Asad Shah was murdered in his shop in Glasgow on Thursday hours after posting a message on Facebook professing love for Christians and Jesus and wishing Christians a happy Easter. Police have arrested a suspect — a Muslim man — and said they are treating the case as a religiously motivated crime.
According to local media reports, the Pakistan-born Shah was a devout member of the Ahmadiyya Muslim community, a group shunned by hardline Muslims and often persecuted in Muslim countries where they live.
Ahmadiyya doctrine categorically opposes jihad and terrorism and instead preaches moderation and restraint.
One of Shah’s brothers who lives in the U.S. told Scotland’s Mail on Sunday, “We are scared for our lives. The police have told us to be careful about what we say and we do not want to give our names to protect our security.”
A family member told the Sunday Herald, “We have been advised by the police not to speak about it, particularly about our names and locations, because there is a security threat.”

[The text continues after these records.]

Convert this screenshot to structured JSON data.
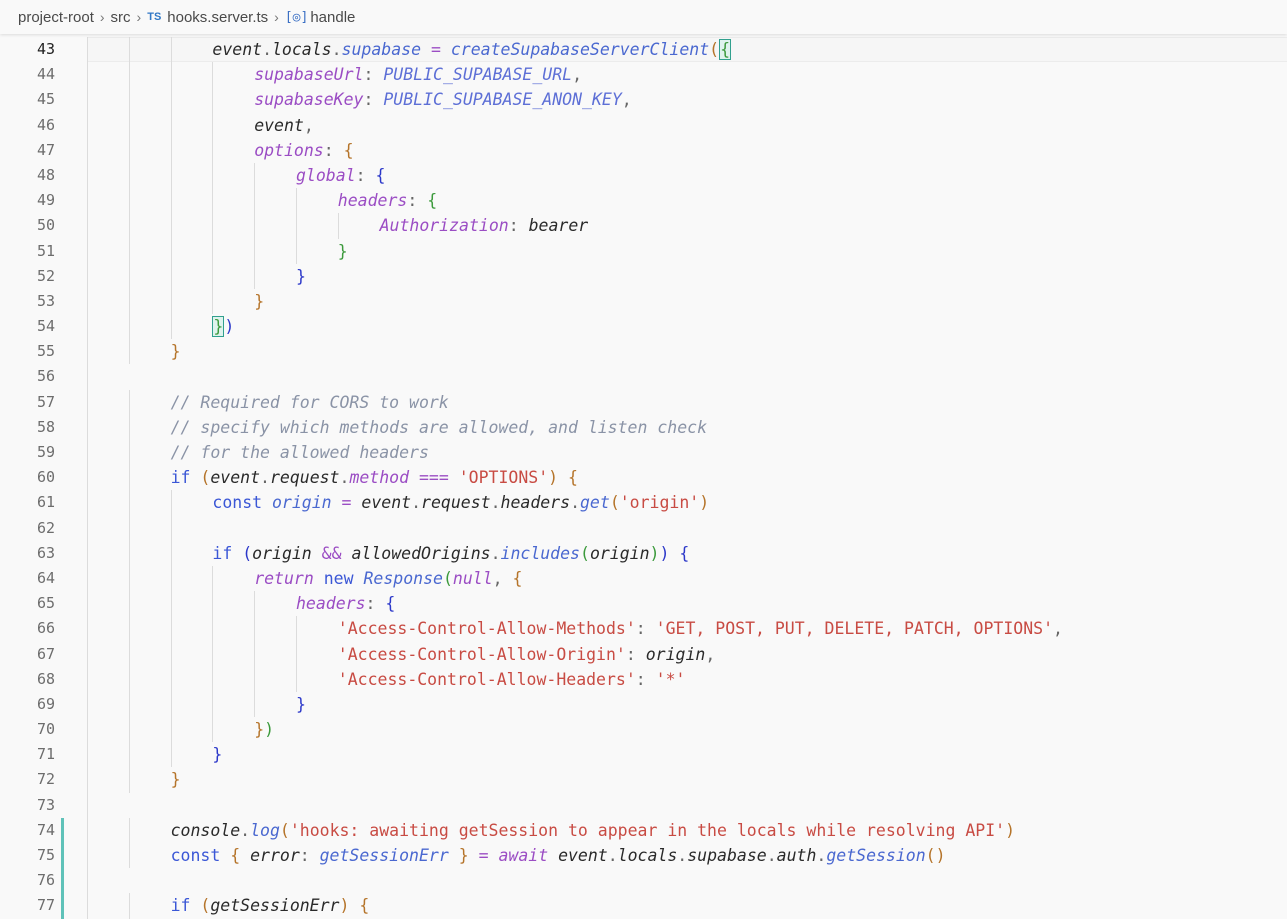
{
  "breadcrumb": {
    "root": "project-root",
    "folder": "src",
    "file_icon": "TS",
    "file": "hooks.server.ts",
    "symbol": "handle",
    "symbol_icon": "symbol-variable-icon"
  },
  "colors": {
    "keyword": "#3b57d6",
    "property": "#9b4dc4",
    "variable": "#2a2a2a",
    "function": "#4a68d0",
    "string": "#c84b43",
    "comment": "#8a93a6",
    "constant": "#5d6fd6",
    "operator": "#9b4dc4",
    "punctuation": "#666666",
    "bracket_1": "#b5742a",
    "bracket_2": "#2c38c9",
    "bracket_3": "#3c9a3c",
    "modified_gutter": "#5fc2b9"
  },
  "lines": [
    {
      "n": "43",
      "indent": 3,
      "current": true,
      "tokens": [
        [
          "event",
          "v"
        ],
        [
          ".",
          "p"
        ],
        [
          "locals",
          "v"
        ],
        [
          ".",
          "p"
        ],
        [
          "supabase",
          "f"
        ],
        [
          " = ",
          "o"
        ],
        [
          "createSupabaseServerClient",
          "f"
        ],
        [
          "(",
          "b1"
        ],
        [
          "{",
          "bm"
        ]
      ]
    },
    {
      "n": "44",
      "indent": 4,
      "tokens": [
        [
          "supabaseUrl",
          "pr"
        ],
        [
          ": ",
          "p"
        ],
        [
          "PUBLIC_SUPABASE_URL",
          "c"
        ],
        [
          ",",
          "p"
        ]
      ]
    },
    {
      "n": "45",
      "indent": 4,
      "tokens": [
        [
          "supabaseKey",
          "pr"
        ],
        [
          ": ",
          "p"
        ],
        [
          "PUBLIC_SUPABASE_ANON_KEY",
          "c"
        ],
        [
          ",",
          "p"
        ]
      ]
    },
    {
      "n": "46",
      "indent": 4,
      "tokens": [
        [
          "event",
          "v"
        ],
        [
          ",",
          "p"
        ]
      ]
    },
    {
      "n": "47",
      "indent": 4,
      "tokens": [
        [
          "options",
          "pr"
        ],
        [
          ": ",
          "p"
        ],
        [
          "{",
          "b1"
        ]
      ]
    },
    {
      "n": "48",
      "indent": 5,
      "tokens": [
        [
          "global",
          "pr"
        ],
        [
          ": ",
          "p"
        ],
        [
          "{",
          "b2"
        ]
      ]
    },
    {
      "n": "49",
      "indent": 6,
      "tokens": [
        [
          "headers",
          "pr"
        ],
        [
          ": ",
          "p"
        ],
        [
          "{",
          "b3"
        ]
      ]
    },
    {
      "n": "50",
      "indent": 7,
      "tokens": [
        [
          "Authorization",
          "pr"
        ],
        [
          ": ",
          "p"
        ],
        [
          "bearer",
          "v"
        ]
      ]
    },
    {
      "n": "51",
      "indent": 6,
      "tokens": [
        [
          "}",
          "b3"
        ]
      ]
    },
    {
      "n": "52",
      "indent": 5,
      "tokens": [
        [
          "}",
          "b2"
        ]
      ]
    },
    {
      "n": "53",
      "indent": 4,
      "tokens": [
        [
          "}",
          "b1"
        ]
      ]
    },
    {
      "n": "54",
      "indent": 3,
      "tokens": [
        [
          "}",
          "bm"
        ],
        [
          ")",
          "b2"
        ]
      ]
    },
    {
      "n": "55",
      "indent": 2,
      "tokens": [
        [
          "}",
          "b1"
        ]
      ]
    },
    {
      "n": "56",
      "indent": 1,
      "tokens": []
    },
    {
      "n": "57",
      "indent": 2,
      "tokens": [
        [
          "// Required for CORS to work",
          "cm"
        ]
      ]
    },
    {
      "n": "58",
      "indent": 2,
      "tokens": [
        [
          "// specify which methods are allowed, and listen check",
          "cm"
        ]
      ]
    },
    {
      "n": "59",
      "indent": 2,
      "tokens": [
        [
          "// for the allowed headers",
          "cm"
        ]
      ]
    },
    {
      "n": "60",
      "indent": 2,
      "tokens": [
        [
          "if ",
          "k"
        ],
        [
          "(",
          "b1"
        ],
        [
          "event",
          "v"
        ],
        [
          ".",
          "p"
        ],
        [
          "request",
          "v"
        ],
        [
          ".",
          "p"
        ],
        [
          "method",
          "pr"
        ],
        [
          " === ",
          "o"
        ],
        [
          "'OPTIONS'",
          "s"
        ],
        [
          ") ",
          "b1"
        ],
        [
          "{",
          "b1"
        ]
      ]
    },
    {
      "n": "61",
      "indent": 3,
      "tokens": [
        [
          "const ",
          "k"
        ],
        [
          "origin",
          "f"
        ],
        [
          " = ",
          "o"
        ],
        [
          "event",
          "v"
        ],
        [
          ".",
          "p"
        ],
        [
          "request",
          "v"
        ],
        [
          ".",
          "p"
        ],
        [
          "headers",
          "v"
        ],
        [
          ".",
          "p"
        ],
        [
          "get",
          "f"
        ],
        [
          "(",
          "b1"
        ],
        [
          "'origin'",
          "s"
        ],
        [
          ")",
          "b1"
        ]
      ]
    },
    {
      "n": "62",
      "indent": 3,
      "tokens": []
    },
    {
      "n": "63",
      "indent": 3,
      "tokens": [
        [
          "if ",
          "k"
        ],
        [
          "(",
          "b2"
        ],
        [
          "origin",
          "v"
        ],
        [
          " && ",
          "o"
        ],
        [
          "allowedOrigins",
          "v"
        ],
        [
          ".",
          "p"
        ],
        [
          "includes",
          "f"
        ],
        [
          "(",
          "b3"
        ],
        [
          "origin",
          "v"
        ],
        [
          ")",
          "b3"
        ],
        [
          ") ",
          "b2"
        ],
        [
          "{",
          "b2"
        ]
      ]
    },
    {
      "n": "64",
      "indent": 4,
      "tokens": [
        [
          "return ",
          "pr"
        ],
        [
          "new ",
          "k"
        ],
        [
          "Response",
          "f"
        ],
        [
          "(",
          "b3"
        ],
        [
          "null",
          "pr"
        ],
        [
          ", ",
          "p"
        ],
        [
          "{",
          "b1"
        ]
      ]
    },
    {
      "n": "65",
      "indent": 5,
      "tokens": [
        [
          "headers",
          "pr"
        ],
        [
          ": ",
          "p"
        ],
        [
          "{",
          "b2"
        ]
      ]
    },
    {
      "n": "66",
      "indent": 6,
      "tokens": [
        [
          "'Access-Control-Allow-Methods'",
          "s"
        ],
        [
          ": ",
          "p"
        ],
        [
          "'GET, POST, PUT, DELETE, PATCH, OPTIONS'",
          "s"
        ],
        [
          ",",
          "p"
        ]
      ]
    },
    {
      "n": "67",
      "indent": 6,
      "tokens": [
        [
          "'Access-Control-Allow-Origin'",
          "s"
        ],
        [
          ": ",
          "p"
        ],
        [
          "origin",
          "v"
        ],
        [
          ",",
          "p"
        ]
      ]
    },
    {
      "n": "68",
      "indent": 6,
      "tokens": [
        [
          "'Access-Control-Allow-Headers'",
          "s"
        ],
        [
          ": ",
          "p"
        ],
        [
          "'*'",
          "s"
        ]
      ]
    },
    {
      "n": "69",
      "indent": 5,
      "tokens": [
        [
          "}",
          "b2"
        ]
      ]
    },
    {
      "n": "70",
      "indent": 4,
      "tokens": [
        [
          "}",
          "b1"
        ],
        [
          ")",
          "b3"
        ]
      ]
    },
    {
      "n": "71",
      "indent": 3,
      "tokens": [
        [
          "}",
          "b2"
        ]
      ]
    },
    {
      "n": "72",
      "indent": 2,
      "tokens": [
        [
          "}",
          "b1"
        ]
      ]
    },
    {
      "n": "73",
      "indent": 1,
      "tokens": []
    },
    {
      "n": "74",
      "indent": 2,
      "modified": true,
      "tokens": [
        [
          "console",
          "v"
        ],
        [
          ".",
          "p"
        ],
        [
          "log",
          "f"
        ],
        [
          "(",
          "b1"
        ],
        [
          "'hooks: awaiting getSession to appear in the locals while resolving API'",
          "s"
        ],
        [
          ")",
          "b1"
        ]
      ]
    },
    {
      "n": "75",
      "indent": 2,
      "modified": true,
      "tokens": [
        [
          "const ",
          "k"
        ],
        [
          "{ ",
          "b1"
        ],
        [
          "error",
          "v"
        ],
        [
          ": ",
          "p"
        ],
        [
          "getSessionErr",
          "f"
        ],
        [
          " } ",
          "b1"
        ],
        [
          "= ",
          "o"
        ],
        [
          "await ",
          "pr"
        ],
        [
          "event",
          "v"
        ],
        [
          ".",
          "p"
        ],
        [
          "locals",
          "v"
        ],
        [
          ".",
          "p"
        ],
        [
          "supabase",
          "v"
        ],
        [
          ".",
          "p"
        ],
        [
          "auth",
          "v"
        ],
        [
          ".",
          "p"
        ],
        [
          "getSession",
          "f"
        ],
        [
          "()",
          "b1"
        ]
      ]
    },
    {
      "n": "76",
      "indent": 1,
      "modified": true,
      "tokens": []
    },
    {
      "n": "77",
      "indent": 2,
      "modified": true,
      "tokens": [
        [
          "if ",
          "k"
        ],
        [
          "(",
          "b1"
        ],
        [
          "getSessionErr",
          "v"
        ],
        [
          ") ",
          "b1"
        ],
        [
          "{",
          "b1"
        ]
      ]
    }
  ]
}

Shah’s brother recalled how proud the shopkeeper was to live in Glasgow and how he loved his adopted country.
“The people of Glasgow and Shawlands were so welcoming and he became part of the community,” the brother, who spoke on condition of anonymity, said.
“He was a calm and patient man and did not mind where people were from or what religion they were. He liked everyone,” his brother said.

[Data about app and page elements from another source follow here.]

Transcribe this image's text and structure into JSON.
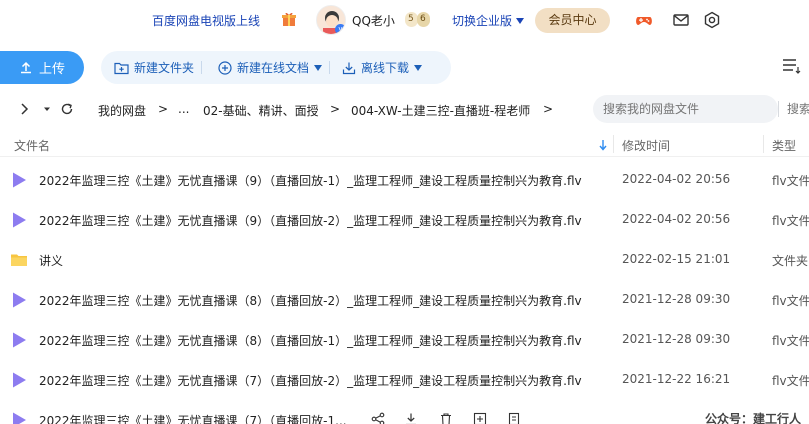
{
  "header": {
    "promo_text": "百度网盘电视版上线",
    "username": "QQ老小",
    "badge_level": "5",
    "badge_level2": "6",
    "switch_enterprise": "切换企业版",
    "vip_center": "会员中心",
    "icons": [
      "gift-icon",
      "game-icon",
      "mail-icon",
      "settings-icon"
    ]
  },
  "toolbar": {
    "upload": "上传",
    "new_folder": "新建文件夹",
    "new_online_doc": "新建在线文档",
    "offline_download": "离线下载",
    "view_icon": "list-view-icon"
  },
  "nav": {
    "breadcrumb": [
      "我的网盘",
      ">",
      "...",
      "02-基础、精讲、面授",
      ">",
      "004-XW-土建三控-直播班-程老师",
      ">"
    ],
    "search_placeholder": "搜索我的网盘文件",
    "search2_placeholder": "搜索"
  },
  "table": {
    "columns": {
      "name": "文件名",
      "modified": "修改时间",
      "type": "类型"
    },
    "rows": [
      {
        "name": "2022年监理三控《土建》无忧直播课（9）（直播回放-1）_监理工程师_建设工程质量控制兴为教育.flv",
        "date": "2022-04-02 20:56",
        "type": "flv文件",
        "kind": "video"
      },
      {
        "name": "2022年监理三控《土建》无忧直播课（9）（直播回放-2）_监理工程师_建设工程质量控制兴为教育.flv",
        "date": "2022-04-02 20:56",
        "type": "flv文件",
        "kind": "video"
      },
      {
        "name": "讲义",
        "date": "2022-02-15 21:01",
        "type": "文件夹",
        "kind": "folder"
      },
      {
        "name": "2022年监理三控《土建》无忧直播课（8）（直播回放-2）_监理工程师_建设工程质量控制兴为教育.flv",
        "date": "2021-12-28 09:30",
        "type": "flv文件",
        "kind": "video"
      },
      {
        "name": "2022年监理三控《土建》无忧直播课（8）（直播回放-1）_监理工程师_建设工程质量控制兴为教育.flv",
        "date": "2021-12-28 09:30",
        "type": "flv文件",
        "kind": "video"
      },
      {
        "name": "2022年监理三控《土建》无忧直播课（7）（直播回放-2）_监理工程师_建设工程质量控制兴为教育.flv",
        "date": "2021-12-22 16:21",
        "type": "flv文件",
        "kind": "video"
      },
      {
        "name": "2022年监理三控《土建》无忧直播课（7）（直播回放-1...",
        "date": "",
        "type": "",
        "kind": "video"
      }
    ]
  },
  "watermark": "公众号：建工行人"
}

“He would give people cards for Christmas and for Easter because he thought it was important for them,” he added.
On the day he was killed, Shah posted this message on Facebook: “Good Friday and a very Happy Easter, especially to my beloved Christian nation,” adding “Let’s follow the real footstep of beloved holy Jesus Christ … and get the real success in both worlds.”
Shah’s widow said, “He was a kind man who was always smiling. He looked after me and his parents and he was loved by many, many people.”
His customers, who started a GoFundMe campaign to help his family, concurred. The fundraising page is filled with messages from those who knew him praising his generosity and kind spirit and has raised about $80,000 as of this writing.
A woman who was in a Facebook group with Shah wrote, “He was so patient with people’s prejudices, with their lack of understanding. He never was terse no matter how harshly anyone spoke and he never wavered from his conviction that loving each other was the way to triumph over the violence in our world.”
“If a man’s worth is to be measured by how many people he taught to be kinder, Asad was priceless,” she added.